Before DAVID A. NELSON and SILER, Circuit Judges, and SPIEGEL, District Judge.* 

ORDER

Norman Webb appeals a district court order affirming the Secretary's denial of his third application for social security disability insurance benefits. This case has been referred to a panel of the court pursuant to Rule 9(a), Rules of the Sixth Circuit. Upon examination, this panel unanimously agrees that oral argument is not needed. Fed. R. App. P. 34(a).

Webb filed his current application for disability insurance benefits alleging a disability since January 1985, due to problems with his back and neck. An administrative law judge (ALJ) determined that Webb was not disabled because he retained the residual functional capacity to perform work which exists in significant numbers in the national economy. The Appeals Council denied Webb's request for review.

Webb then filed a complaint seeking judicial review of the Secretary's decision. The district court determined that substantial evidence existed to support the Secretary's decision and granted summary judgment for the defendant.

Webb has filed a timely appeal arguing that the ALJ did not give proper credit to his complaints of disabling pain and that pursuant to 20 C.F.R. Part 404, Subpt. P, App. 2 § 201.00(h), he should be found disabled because he cannot perform a full range of sedentary work. Both parties have waived oral argument.

Upon review, we conclude that there is substantial evidence to support the Secretary's decision. Brainard v. Secretary of Health and Human Services, 889 F.2d 679, 681 (6th Cir. 1989) (per curiam). The Secretary properly evaluated Webb's complaints of pain and other symptoms because subjective complaints in the absence of objective medical evidence to support the existence or severity of the alleged symptoms cannot be a sufficient basis for establishing disability. See Duncan v. Secretary of Health and Human Services, 801 F.2d 847, 853 (6th Cir. 1986). Although there is no dispute that the medical evidence shows an underlying medical condition, Webb has failed to show that his medical condition is of such a level of severity that it can reasonably be expected to produce disabling pain and other symptoms. Id.

Contrary to Webb's argument, 20 C.F.R. Part 404, Subpt. P, App. 2 § 201.00(h), provides that reliance solely on the medical-vocational guidelines to find a claimant not disabled is inappropriate where significant nonexertional limitations exist. See Abbott v. Sullivan, 905 F.2d 918, 927 (6th Cir. 1990). Section 201.00(h) does not always require a finding of disability where a claimant can perform less than a full range of sedentary work. Id.

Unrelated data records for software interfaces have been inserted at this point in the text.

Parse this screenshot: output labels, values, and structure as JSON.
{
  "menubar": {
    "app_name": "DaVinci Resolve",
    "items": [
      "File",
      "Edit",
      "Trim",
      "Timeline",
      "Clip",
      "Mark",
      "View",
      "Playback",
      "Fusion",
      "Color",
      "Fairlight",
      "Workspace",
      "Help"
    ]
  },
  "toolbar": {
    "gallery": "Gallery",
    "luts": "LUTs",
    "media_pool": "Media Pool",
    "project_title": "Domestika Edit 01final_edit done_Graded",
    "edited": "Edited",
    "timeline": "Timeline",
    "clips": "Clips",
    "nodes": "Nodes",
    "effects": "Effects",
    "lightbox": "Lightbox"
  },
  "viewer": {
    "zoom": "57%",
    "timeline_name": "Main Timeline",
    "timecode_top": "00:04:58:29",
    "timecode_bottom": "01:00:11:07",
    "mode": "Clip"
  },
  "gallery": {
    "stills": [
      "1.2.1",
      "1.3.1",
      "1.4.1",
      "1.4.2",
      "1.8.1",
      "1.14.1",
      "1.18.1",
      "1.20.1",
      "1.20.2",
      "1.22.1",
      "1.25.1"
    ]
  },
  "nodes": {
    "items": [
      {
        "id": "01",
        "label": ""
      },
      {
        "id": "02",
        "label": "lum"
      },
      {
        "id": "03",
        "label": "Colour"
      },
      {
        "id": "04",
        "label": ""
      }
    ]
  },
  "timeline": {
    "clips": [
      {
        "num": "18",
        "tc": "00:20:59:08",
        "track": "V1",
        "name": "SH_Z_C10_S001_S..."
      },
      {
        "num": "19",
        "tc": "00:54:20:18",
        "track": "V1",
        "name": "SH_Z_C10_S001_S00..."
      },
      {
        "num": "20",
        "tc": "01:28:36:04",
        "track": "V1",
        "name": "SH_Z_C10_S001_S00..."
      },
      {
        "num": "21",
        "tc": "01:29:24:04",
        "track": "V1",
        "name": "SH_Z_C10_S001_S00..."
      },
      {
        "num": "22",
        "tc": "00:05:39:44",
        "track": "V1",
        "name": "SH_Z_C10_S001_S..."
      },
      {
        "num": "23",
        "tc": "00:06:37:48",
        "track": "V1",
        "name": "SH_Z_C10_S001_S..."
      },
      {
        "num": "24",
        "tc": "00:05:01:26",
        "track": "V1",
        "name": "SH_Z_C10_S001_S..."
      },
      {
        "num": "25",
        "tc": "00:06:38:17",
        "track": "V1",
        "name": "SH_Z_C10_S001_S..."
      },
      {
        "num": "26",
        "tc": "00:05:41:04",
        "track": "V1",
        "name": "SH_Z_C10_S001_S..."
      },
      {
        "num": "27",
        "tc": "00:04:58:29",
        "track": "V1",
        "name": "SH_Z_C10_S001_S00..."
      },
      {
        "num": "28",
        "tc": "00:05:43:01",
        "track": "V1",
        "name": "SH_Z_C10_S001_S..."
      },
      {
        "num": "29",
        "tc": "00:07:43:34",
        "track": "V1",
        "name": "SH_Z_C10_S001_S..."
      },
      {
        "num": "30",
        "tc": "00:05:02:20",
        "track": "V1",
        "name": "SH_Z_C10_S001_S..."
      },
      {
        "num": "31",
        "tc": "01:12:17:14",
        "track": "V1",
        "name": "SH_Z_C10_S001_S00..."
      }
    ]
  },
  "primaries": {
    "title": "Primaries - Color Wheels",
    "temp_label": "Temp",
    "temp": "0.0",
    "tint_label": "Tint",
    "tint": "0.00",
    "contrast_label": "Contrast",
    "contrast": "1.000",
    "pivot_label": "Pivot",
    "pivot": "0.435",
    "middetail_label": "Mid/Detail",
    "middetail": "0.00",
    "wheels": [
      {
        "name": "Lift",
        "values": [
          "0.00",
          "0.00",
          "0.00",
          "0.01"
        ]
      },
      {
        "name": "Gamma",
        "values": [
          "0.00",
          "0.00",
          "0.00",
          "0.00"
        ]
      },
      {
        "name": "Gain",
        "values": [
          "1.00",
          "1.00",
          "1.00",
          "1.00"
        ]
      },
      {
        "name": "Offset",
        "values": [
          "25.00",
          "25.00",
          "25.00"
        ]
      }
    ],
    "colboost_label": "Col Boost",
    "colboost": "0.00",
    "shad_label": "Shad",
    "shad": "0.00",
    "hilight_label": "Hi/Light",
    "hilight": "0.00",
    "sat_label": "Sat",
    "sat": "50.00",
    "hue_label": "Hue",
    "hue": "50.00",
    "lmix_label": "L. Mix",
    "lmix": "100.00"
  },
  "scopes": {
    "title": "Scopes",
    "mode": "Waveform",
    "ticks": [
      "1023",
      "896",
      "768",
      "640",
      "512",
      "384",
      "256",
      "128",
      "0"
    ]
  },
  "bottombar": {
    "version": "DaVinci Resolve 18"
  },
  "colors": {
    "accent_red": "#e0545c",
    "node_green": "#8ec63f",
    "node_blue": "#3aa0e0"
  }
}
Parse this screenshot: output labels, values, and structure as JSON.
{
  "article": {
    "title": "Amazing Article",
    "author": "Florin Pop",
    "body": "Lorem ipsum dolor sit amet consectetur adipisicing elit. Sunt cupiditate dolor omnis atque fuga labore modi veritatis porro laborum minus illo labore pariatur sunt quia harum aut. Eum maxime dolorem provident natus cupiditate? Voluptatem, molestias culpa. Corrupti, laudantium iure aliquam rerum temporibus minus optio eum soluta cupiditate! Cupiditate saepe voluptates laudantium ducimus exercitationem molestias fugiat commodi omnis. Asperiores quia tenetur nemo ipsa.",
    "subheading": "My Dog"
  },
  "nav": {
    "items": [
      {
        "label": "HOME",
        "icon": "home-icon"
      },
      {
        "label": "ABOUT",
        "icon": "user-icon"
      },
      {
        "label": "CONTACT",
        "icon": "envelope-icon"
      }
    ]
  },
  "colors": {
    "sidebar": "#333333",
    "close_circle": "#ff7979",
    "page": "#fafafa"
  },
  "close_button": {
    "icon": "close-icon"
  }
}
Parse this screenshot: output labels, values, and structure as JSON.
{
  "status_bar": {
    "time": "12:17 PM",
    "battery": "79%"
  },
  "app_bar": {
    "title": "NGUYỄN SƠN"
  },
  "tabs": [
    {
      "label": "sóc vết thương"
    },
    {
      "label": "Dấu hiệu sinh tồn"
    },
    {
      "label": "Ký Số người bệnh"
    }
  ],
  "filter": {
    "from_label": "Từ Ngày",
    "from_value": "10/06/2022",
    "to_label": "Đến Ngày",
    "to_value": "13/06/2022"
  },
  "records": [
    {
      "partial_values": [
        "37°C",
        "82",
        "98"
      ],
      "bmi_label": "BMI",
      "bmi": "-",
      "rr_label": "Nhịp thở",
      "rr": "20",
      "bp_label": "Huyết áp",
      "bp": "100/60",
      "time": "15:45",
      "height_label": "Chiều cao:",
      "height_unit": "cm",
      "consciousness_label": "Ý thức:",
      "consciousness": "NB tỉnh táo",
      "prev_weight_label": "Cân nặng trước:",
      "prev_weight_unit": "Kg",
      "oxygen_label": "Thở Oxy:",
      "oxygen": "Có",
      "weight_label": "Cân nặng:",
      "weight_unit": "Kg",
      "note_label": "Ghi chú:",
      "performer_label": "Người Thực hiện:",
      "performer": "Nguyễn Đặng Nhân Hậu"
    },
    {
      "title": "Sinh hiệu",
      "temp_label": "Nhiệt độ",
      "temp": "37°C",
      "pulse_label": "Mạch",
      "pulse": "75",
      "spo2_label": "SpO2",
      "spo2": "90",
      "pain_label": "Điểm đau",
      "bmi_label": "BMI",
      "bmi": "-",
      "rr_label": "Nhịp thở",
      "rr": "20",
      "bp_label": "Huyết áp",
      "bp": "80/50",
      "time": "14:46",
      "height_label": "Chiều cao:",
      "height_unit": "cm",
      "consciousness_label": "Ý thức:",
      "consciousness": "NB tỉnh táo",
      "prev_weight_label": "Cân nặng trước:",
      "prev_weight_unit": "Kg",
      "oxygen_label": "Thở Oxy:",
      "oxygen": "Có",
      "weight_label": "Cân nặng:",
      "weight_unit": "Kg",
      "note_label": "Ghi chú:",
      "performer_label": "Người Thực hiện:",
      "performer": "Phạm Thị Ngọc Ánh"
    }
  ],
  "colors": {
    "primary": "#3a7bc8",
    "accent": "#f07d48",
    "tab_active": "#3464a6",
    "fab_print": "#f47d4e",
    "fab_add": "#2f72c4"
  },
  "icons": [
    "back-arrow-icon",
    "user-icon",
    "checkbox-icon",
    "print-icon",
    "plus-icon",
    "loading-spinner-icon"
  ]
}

Accordingly, we affirm the district court's judgment. Rule 9(b) (3), Rules of the Sixth Circuit.

 *

The Honorable S. Arthur Spiegel, U.S. District Judge for the Southern District of Ohio, sitting by designation